Visual: Visual: Deep, slightly bronzed, gold. Slow, thin streaks come from the spirit.

Nose: Rye crackers. Peppery. Alcohol tingle evident. Warm orange creme. Subtle menthol. Warm custard. Red grapes. Water makes smoother and brings out more rye crackers.

Body: Warming. Honey. Peppery. Very mild aniseed. Peach syrup. Slightly astringent. Water adds apricot. Red grapes. Fatty butter.

Finish: Dry oak. Juicy grapes. Custard. Wholemeal crackers. Drying. Peppery. Water adds menthol. Vanilla. Slight savoury cream touch.

Conclusion: This is so rewarding, so recognisably bourbon but with tons of elements I would not normally associate with the style and the mix makes it stand out as something special.

At its base it is a slightly rye crackers tasted peppery thing. So I am guessing that there is a moderate amount of rye in the mash bill – but I could be wrong. Along with that there is some of the traditional bourbon style vanilla backing it but less so than you would imagine. It is slightly drying and astringent from the alcohol weight when taken neat, but not especially so, especially considering the over 50% abv.

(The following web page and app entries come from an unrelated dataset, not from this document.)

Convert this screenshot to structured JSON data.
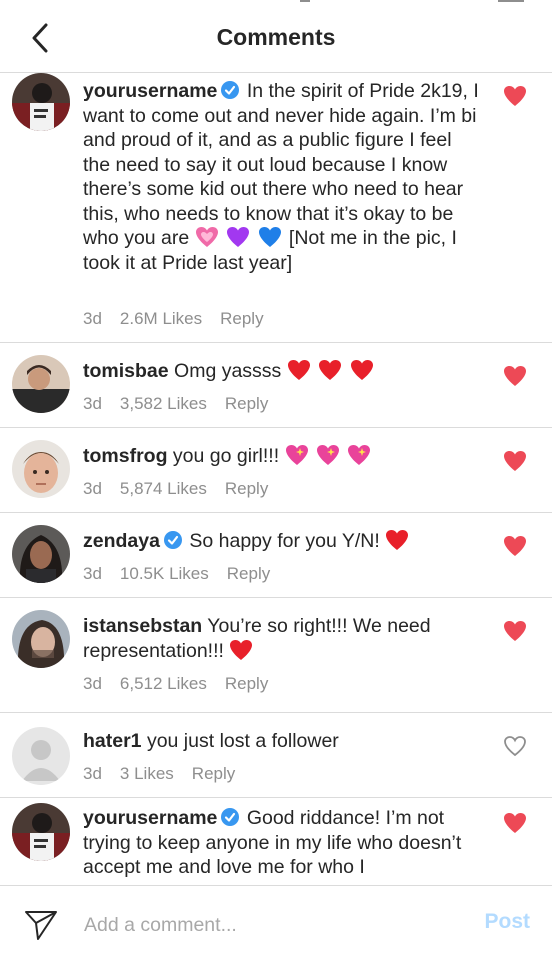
{
  "header": {
    "title": "Comments"
  },
  "comments": [
    {
      "username": "yourusername",
      "verified": true,
      "text_1": "In the spirit of Pride 2k19, I want to come out and never hide again. I’m bi and proud of it, and as a public figure I feel the need to say it out loud because I know there’s some kid out there who need to hear this, who needs to know that it’s okay to be who you are",
      "text_2": "[Not me in the pic, I took it at Pride last year]",
      "emojis": [
        "growing-heart",
        "purple-heart",
        "blue-heart"
      ],
      "time": "3d",
      "likes": "2.6M Likes",
      "reply": "Reply",
      "liked": true
    },
    {
      "username": "tomisbae",
      "verified": false,
      "text": "Omg yassss",
      "emojis": [
        "red-heart",
        "red-heart",
        "red-heart"
      ],
      "time": "3d",
      "likes": "3,582 Likes",
      "reply": "Reply",
      "liked": true
    },
    {
      "username": "tomsfrog",
      "verified": false,
      "text": "you go girl!!!",
      "emojis": [
        "sparkling-heart",
        "sparkling-heart",
        "sparkling-heart"
      ],
      "time": "3d",
      "likes": "5,874 Likes",
      "reply": "Reply",
      "liked": true
    },
    {
      "username": "zendaya",
      "verified": true,
      "text": "So happy for you Y/N!",
      "emojis": [
        "red-heart"
      ],
      "time": "3d",
      "likes": "10.5K Likes",
      "reply": "Reply",
      "liked": true
    },
    {
      "username": "istansebstan",
      "verified": false,
      "text": "You’re so right!!! We need representation!!!",
      "emojis": [
        "red-heart"
      ],
      "time": "3d",
      "likes": "6,512 Likes",
      "reply": "Reply",
      "liked": true
    },
    {
      "username": "hater1",
      "verified": false,
      "text": "you just lost a follower",
      "emojis": [],
      "time": "3d",
      "likes": "3 Likes",
      "reply": "Reply",
      "liked": false
    },
    {
      "username": "yourusername",
      "verified": true,
      "text": "Good riddance! I’m not trying to keep anyone in my life who doesn’t accept me and love me for who I",
      "emojis": [],
      "liked": true
    }
  ],
  "footer": {
    "input_placeholder": "Add a comment...",
    "post_label": "Post"
  },
  "colors": {
    "heart_liked": "#ed4956",
    "verified_badge": "#3897f0",
    "meta_text": "#8e8e8e",
    "post_disabled": "#b3dbff",
    "divider": "#dbdbdb"
  },
  "icons": {
    "back": "chevron-left-icon",
    "verified": "verified-badge-icon",
    "like": "heart-icon",
    "send": "paper-plane-icon"
  }
}
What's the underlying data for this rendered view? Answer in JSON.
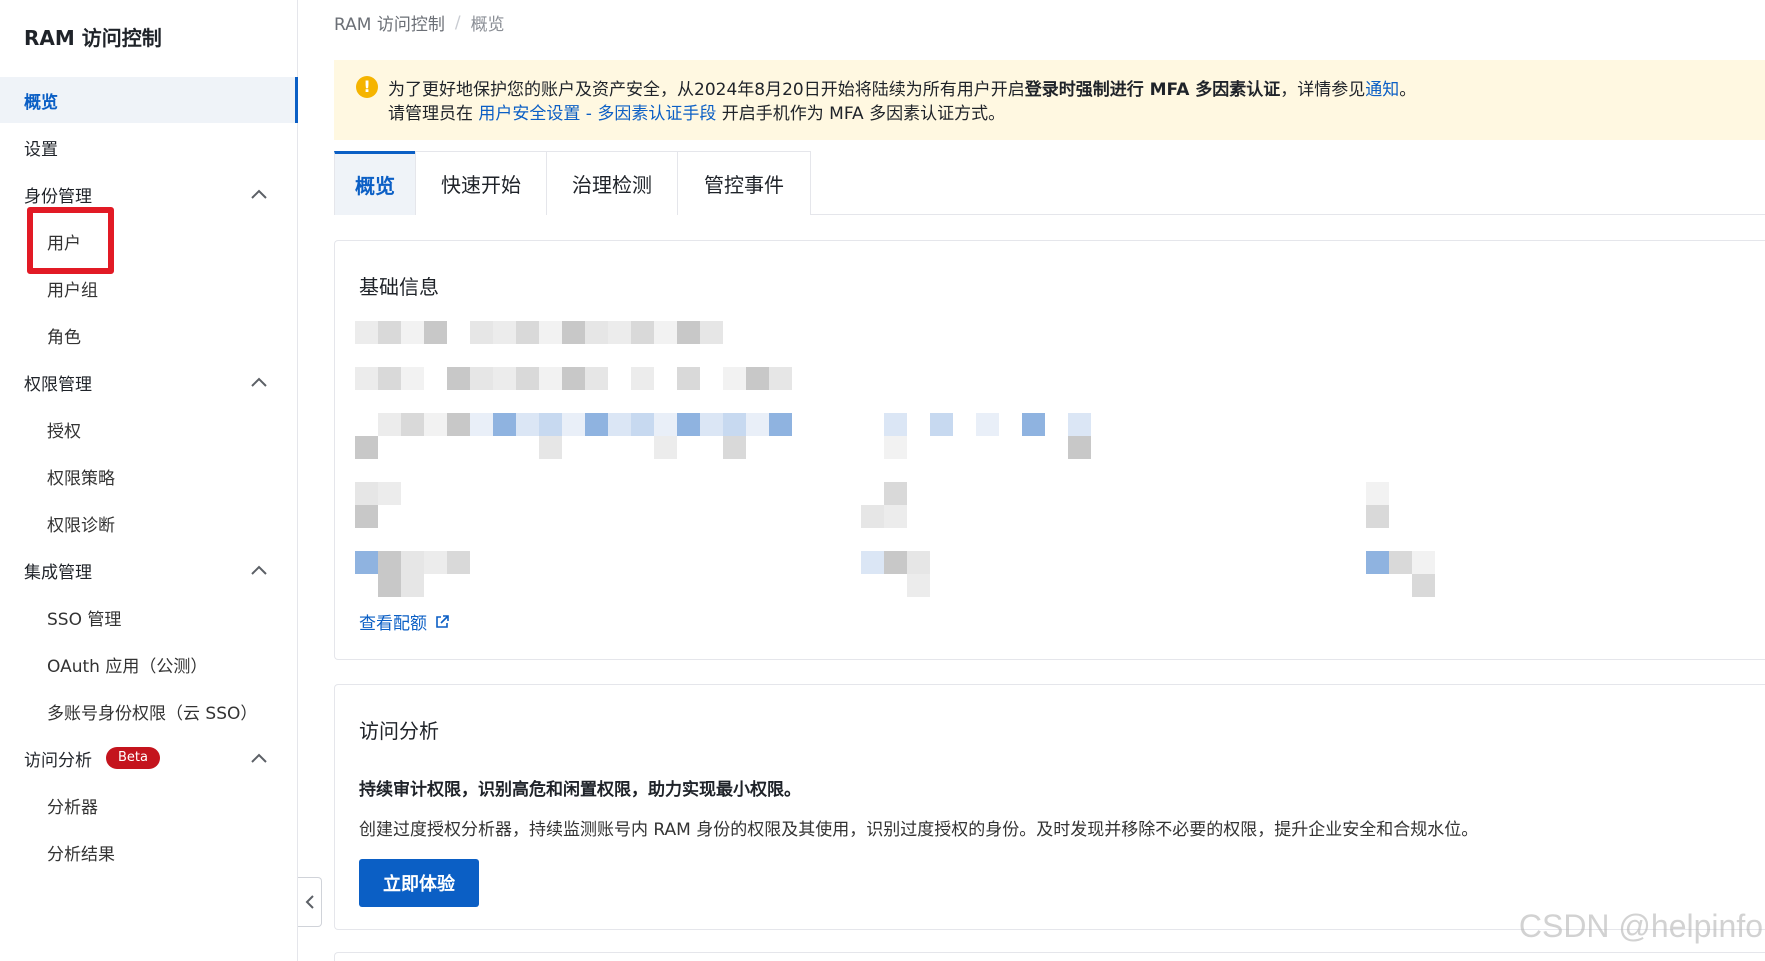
{
  "sidebar": {
    "title": "RAM 访问控制",
    "items": [
      {
        "label": "概览"
      },
      {
        "label": "设置"
      },
      {
        "label": "身份管理"
      },
      {
        "label": "用户"
      },
      {
        "label": "用户组"
      },
      {
        "label": "角色"
      },
      {
        "label": "权限管理"
      },
      {
        "label": "授权"
      },
      {
        "label": "权限策略"
      },
      {
        "label": "权限诊断"
      },
      {
        "label": "集成管理"
      },
      {
        "label": "SSO 管理"
      },
      {
        "label": "OAuth 应用（公测）"
      },
      {
        "label": "多账号身份权限（云 SSO）"
      },
      {
        "label": "访问分析"
      },
      {
        "label": "分析器"
      },
      {
        "label": "分析结果"
      }
    ],
    "beta_badge": "Beta"
  },
  "breadcrumb": {
    "root": "RAM 访问控制",
    "separator": "/",
    "current": "概览"
  },
  "notice": {
    "line1_pre": "为了更好地保护您的账户及资产安全，从2024年8月20日开始将陆续为所有用户开启",
    "line1_bold": "登录时强制进行 MFA 多因素认证",
    "line1_mid": "，详情参见",
    "line1_link": "通知",
    "line1_end": "。",
    "line2_pre": "请管理员在 ",
    "line2_link": "用户安全设置 - 多因素认证手段",
    "line2_end": " 开启手机作为 MFA 多因素认证方式。"
  },
  "tabs": [
    {
      "label": "概览"
    },
    {
      "label": "快速开始"
    },
    {
      "label": "治理检测"
    },
    {
      "label": "管控事件"
    }
  ],
  "basic_info": {
    "title": "基础信息",
    "view_quota": "查看配额"
  },
  "access_analysis": {
    "title": "访问分析",
    "heading": "持续审计权限，识别高危和闲置权限，助力实现最小权限。",
    "description": "创建过度授权分析器，持续监测账号内 RAM 身份的权限及其使用，识别过度授权的身份。及时发现并移除不必要的权限，提升企业安全和合规水位。",
    "button": "立即体验"
  },
  "watermark": "CSDN @helpinfo",
  "colors": {
    "accent": "#0b5fc5",
    "highlight": "#e21a25",
    "notice_bg": "#fff8e1",
    "beta": "#c4141d"
  }
}
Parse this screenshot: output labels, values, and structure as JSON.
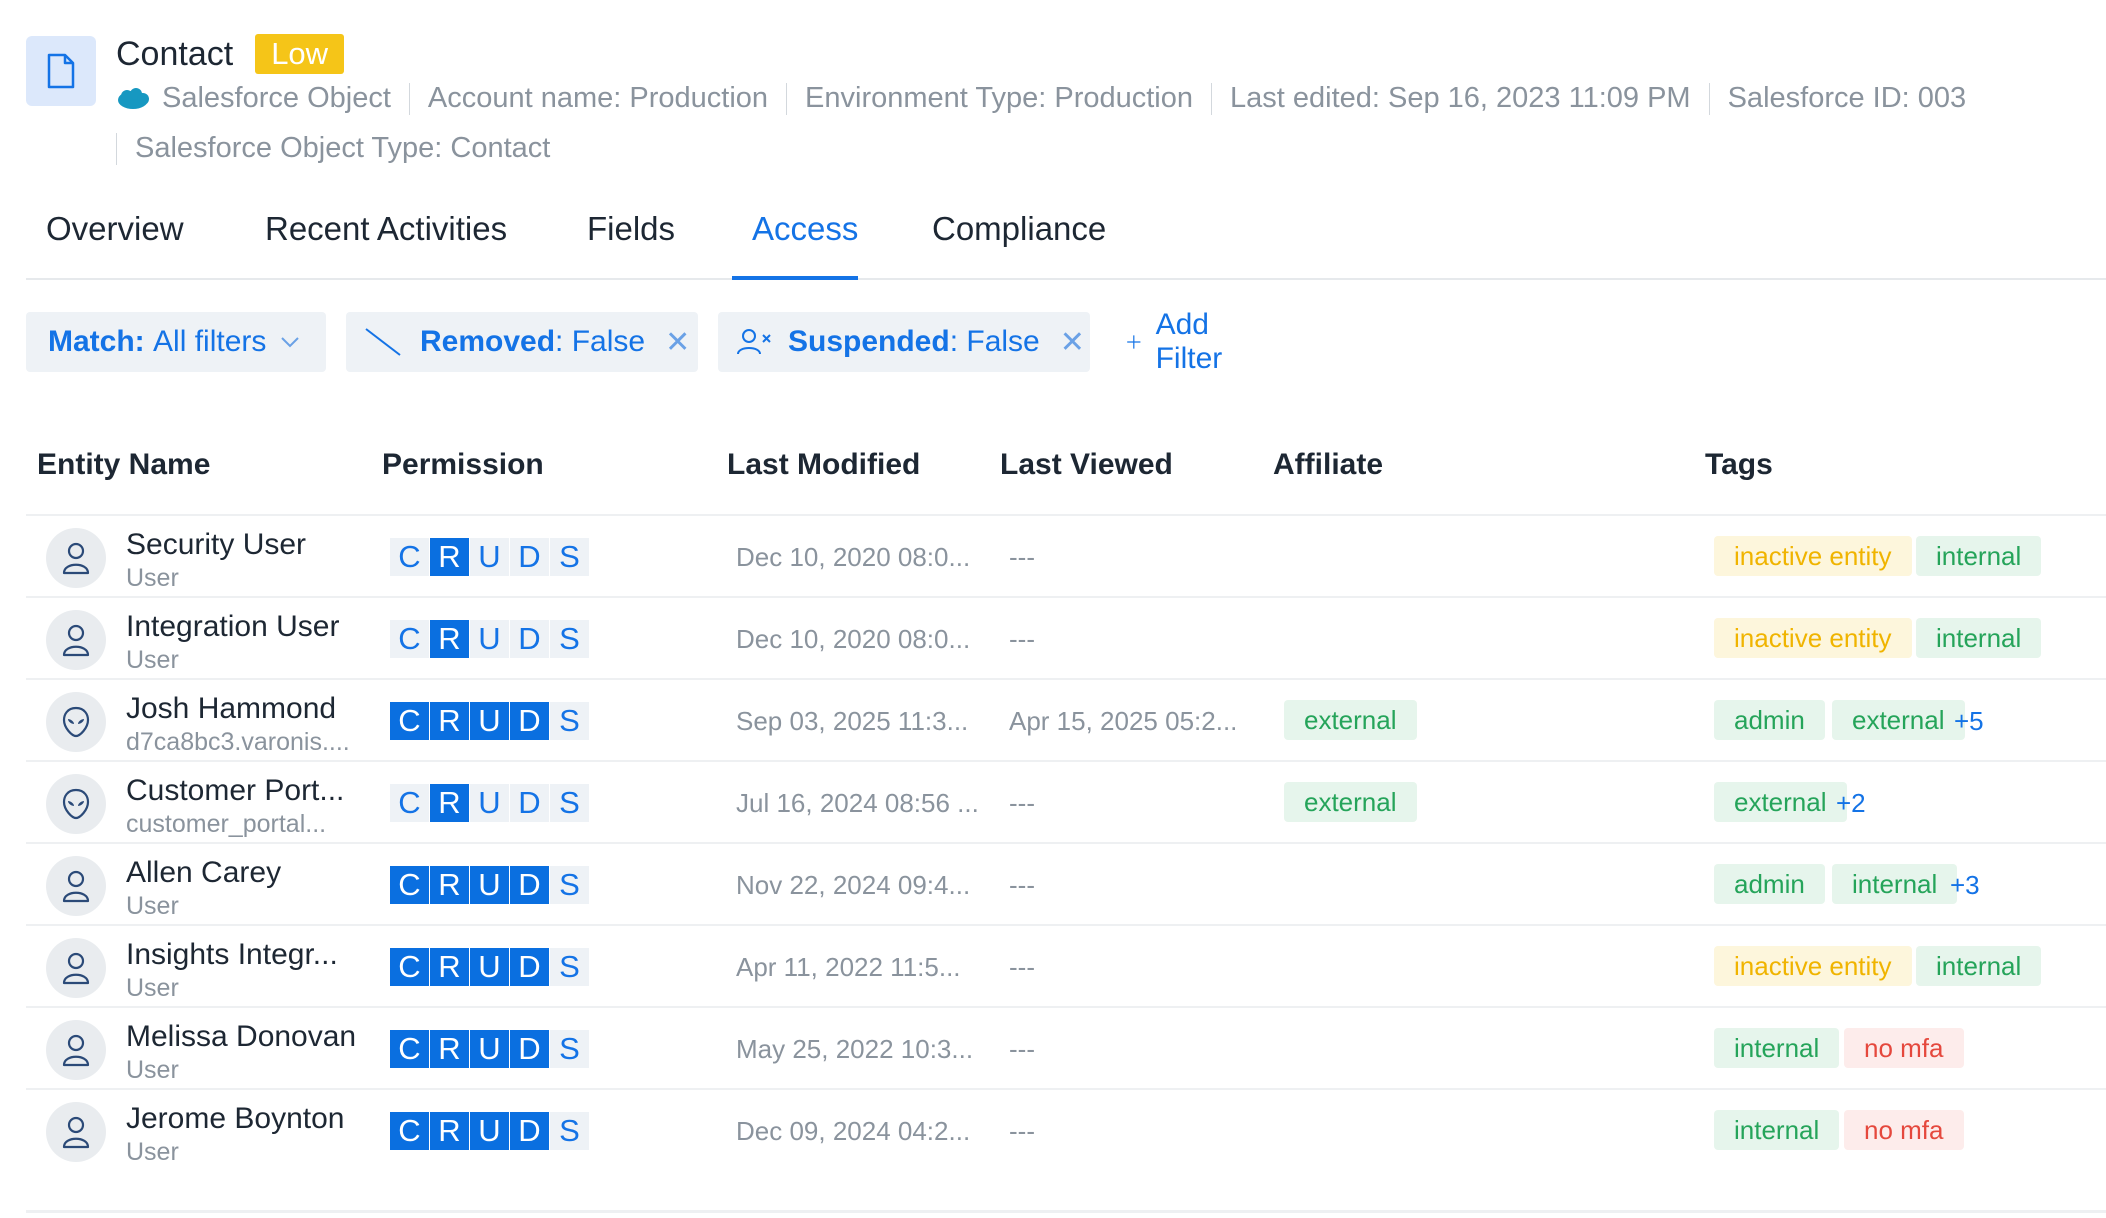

Above that is a honey sweetness, along with a slight strange more custard like sweetness that seems to be there in place of the more traditional vanilla in most areas. This is still in the ballpark of bourbon expectations, it just feels like higher abv and care taken in its selection has given it a weightier, bigger expression of which the custard replacing the vanilla is the most obvious element.

What makes it really stand out is a slight sweet peach syrup note, and a sweet grapes touch – in a red grapes style that I really would not have expected considering that, with this being bourbon, it will have been aged in virgin oak, and so I cannot attribute to subtle use of sherry oak ageing like I normally would. Even more there is subtle green grapes and menthol touches that are wonderful and unexpected extra flourishes over the bourbon base. These elements are noticeable neat, but become super evident with a touch of water smoothing out the more astringent alcohol notes.

These all combine to give it a subtle, but impressive variety of flavour, while still delivering the expected bourbon notes very well as a base that everything else works from. It is covering a complex range, but without sacrificing what bourbon is known for best and that combination makes it probably the best bourbon I have tried. Very impressive.

Background: I’ve missed a chance to pick up some Blantons a few times before, it has a great reputation as a single cask bourbon and always vanished while I was umming and ahhing in on if I should grab a bottle. So this time when some came into Independent Spirit I grabbed a bottle right away, the Gold Edition in fact. There is a lot of information on the, very pretty indeed, bottle – everything from barrel number, rack number, warehouse and date dumped. Most of it doesn’t tell me anything as I don’t know where those places are, but it is a nice touch. Really brings out the individuality of this single barrel expression. There wasn’t a new Miracle Sound release for 2021, so for music I picked up his earlier album – Level 6 – and went with that as backing music.